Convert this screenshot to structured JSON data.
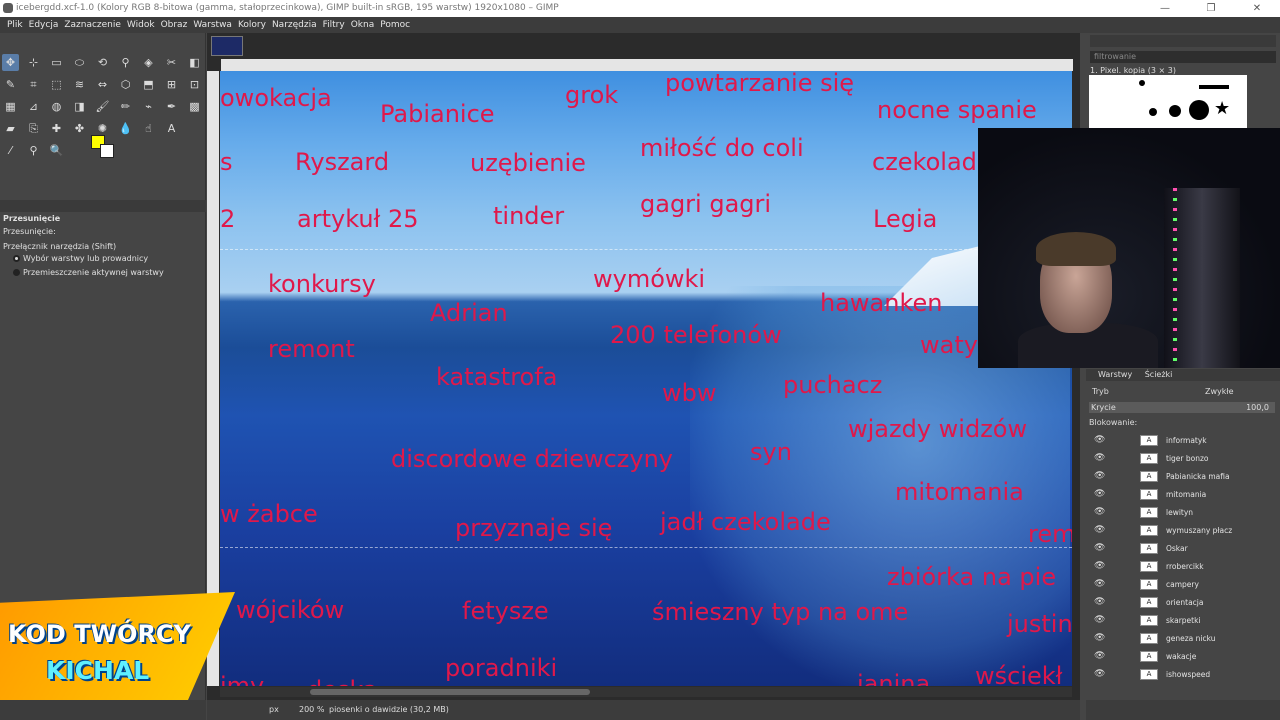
{
  "window": {
    "title": "icebergdd.xcf-1.0 (Kolory RGB 8-bitowa (gamma, stałoprzecinkowa), GIMP built-in sRGB, 195 warstw) 1920x1080 – GIMP",
    "minimize": "—",
    "maximize": "❐",
    "close": "✕"
  },
  "menu": [
    "Plik",
    "Edycja",
    "Zaznaczenie",
    "Widok",
    "Obraz",
    "Warstwa",
    "Kolory",
    "Narzędzia",
    "Filtry",
    "Okna",
    "Pomoc"
  ],
  "tool_options": {
    "title": "Przesunięcie",
    "move_label": "Przesunięcie:",
    "toggle_label": "Przełącznik narzędzia  (Shift)",
    "option1": "Wybór warstwy lub prowadnicy",
    "option2": "Przemieszczenie aktywnej warstwy"
  },
  "colors": {
    "foreground": "#ffff00",
    "background": "#ffffff",
    "text_red": "#e0184a"
  },
  "canvas_words": [
    {
      "t": "owokacja",
      "size": 24
    },
    {
      "t": "Pabianice",
      "size": 24
    },
    {
      "t": "grok",
      "size": 24
    },
    {
      "t": "powtarzanie się",
      "size": 24
    },
    {
      "t": "nocne spanie",
      "size": 24
    },
    {
      "t": "s",
      "size": 24
    },
    {
      "t": "Ryszard",
      "size": 24
    },
    {
      "t": "uzębienie",
      "size": 24
    },
    {
      "t": "miłość do coli",
      "size": 24
    },
    {
      "t": "czekolad",
      "size": 24
    },
    {
      "t": "2",
      "size": 24
    },
    {
      "t": "artykuł 25",
      "size": 24
    },
    {
      "t": "tinder",
      "size": 24
    },
    {
      "t": "gagri gagri",
      "size": 24
    },
    {
      "t": "Legia",
      "size": 24
    },
    {
      "t": "konkursy",
      "size": 24
    },
    {
      "t": "wymówki",
      "size": 24
    },
    {
      "t": "hawanken",
      "size": 24
    },
    {
      "t": "Adrian",
      "size": 24
    },
    {
      "t": "200 telefonów",
      "size": 24
    },
    {
      "t": "remont",
      "size": 24
    },
    {
      "t": "waty",
      "size": 24
    },
    {
      "t": "katastrofa",
      "size": 24
    },
    {
      "t": "wbw",
      "size": 24
    },
    {
      "t": "puchacz",
      "size": 24
    },
    {
      "t": "wjazdy widzów",
      "size": 24
    },
    {
      "t": "discordowe dziewczyny",
      "size": 24
    },
    {
      "t": "syn",
      "size": 24
    },
    {
      "t": "mitomania",
      "size": 24
    },
    {
      "t": "w żabce",
      "size": 24
    },
    {
      "t": "przyznaje się",
      "size": 24
    },
    {
      "t": "jadł czekolade",
      "size": 24
    },
    {
      "t": "rem",
      "size": 24
    },
    {
      "t": "zbiórka na pie",
      "size": 24
    },
    {
      "t": "wójcików",
      "size": 24
    },
    {
      "t": "fetysze",
      "size": 24
    },
    {
      "t": "śmieszny typ na ome",
      "size": 24
    },
    {
      "t": "justin",
      "size": 24
    },
    {
      "t": "poradniki",
      "size": 24
    },
    {
      "t": "wściekł",
      "size": 24
    },
    {
      "t": "imy",
      "size": 24
    },
    {
      "t": "deska",
      "size": 24
    },
    {
      "t": "janina",
      "size": 24
    }
  ],
  "brushes": {
    "filter_placeholder": "filtrowanie",
    "current": "1. Pixel. kopia (3 × 3)"
  },
  "layers_panel": {
    "tabs": [
      "Warstwy",
      "Ścieżki"
    ],
    "mode_label": "Tryb",
    "mode_value": "Zwykłe",
    "opacity_label": "Krycie",
    "opacity_value": "100,0",
    "lock_label": "Blokowanie:",
    "layers": [
      "informatyk",
      "tiger bonzo",
      "Pabianicka mafia",
      "mitomania",
      "lewityn",
      "wymuszany płacz",
      "Oskar",
      "rrobercikk",
      "campery",
      "orientacja",
      "skarpetki",
      "geneza nicku",
      "wakacje",
      "ishowspeed"
    ]
  },
  "status": {
    "unit": "px",
    "zoom": "200 %",
    "info": "piosenki o dawidzie (30,2 MB)"
  },
  "promo": {
    "line1": "KOD TWÓRCY",
    "line2": "KICHAL"
  }
}
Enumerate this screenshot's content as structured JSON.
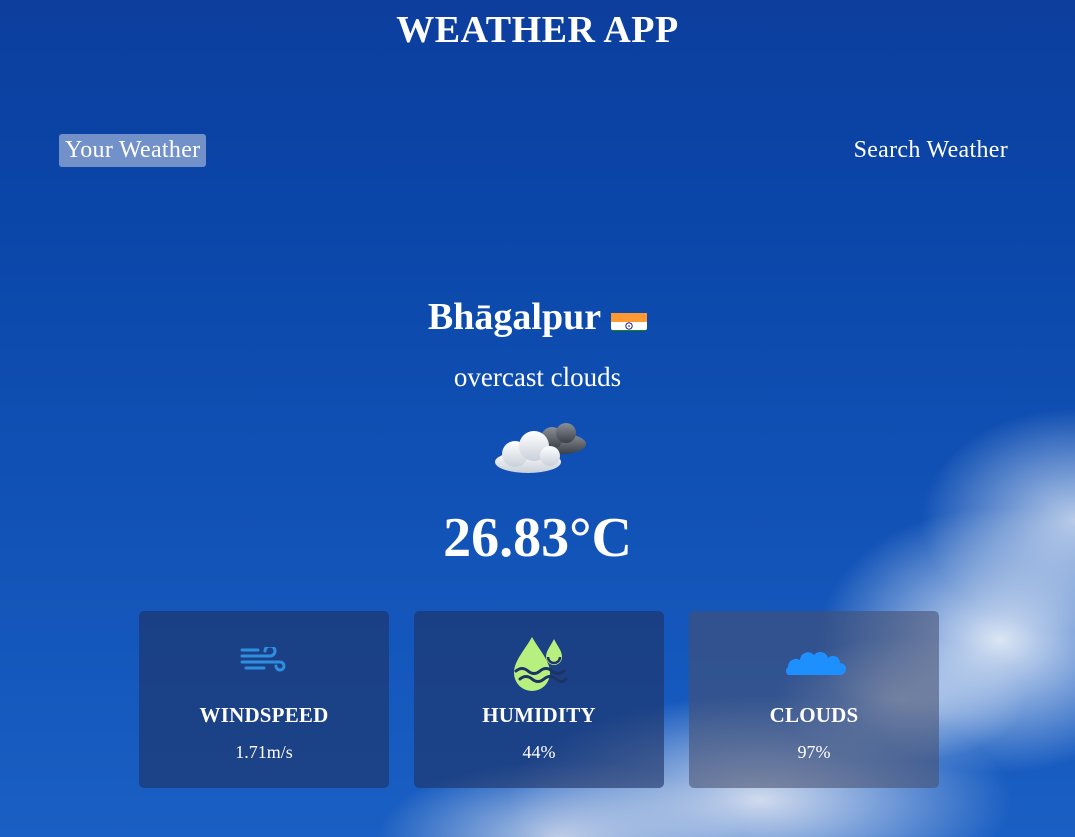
{
  "header": {
    "title": "WEATHER APP"
  },
  "tabs": [
    {
      "label": "Your Weather",
      "active": true
    },
    {
      "label": "Search Weather",
      "active": false
    }
  ],
  "weather": {
    "city": "Bhāgalpur",
    "country_flag_icon": "india-flag-icon",
    "description": "overcast clouds",
    "condition_icon": "overcast-clouds-icon",
    "temperature": "26.83°C"
  },
  "stats": [
    {
      "icon": "wind-icon",
      "label": "WINDSPEED",
      "value": "1.71m/s"
    },
    {
      "icon": "humidity-drops-icon",
      "label": "HUMIDITY",
      "value": "44%"
    },
    {
      "icon": "cloud-icon",
      "label": "CLOUDS",
      "value": "97%"
    }
  ],
  "colors": {
    "sky_blue": "#0a46a8",
    "card_bg": "#1e3264",
    "wind_icon": "#2e8fe0",
    "humidity_icon": "#b8f080",
    "cloud_icon": "#1e8fff"
  }
}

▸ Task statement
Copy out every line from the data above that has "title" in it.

▸ Response box
    "title": "icebergdd.xcf-1.0 (Kolory RGB 8-bitowa (gamma, stałoprzecinkowa), GIMP built-in sRGB, 195 warstw) 1920x1080 – GIMP",
    "title": "Przesunięcie",
    "title": "WEATHER APP"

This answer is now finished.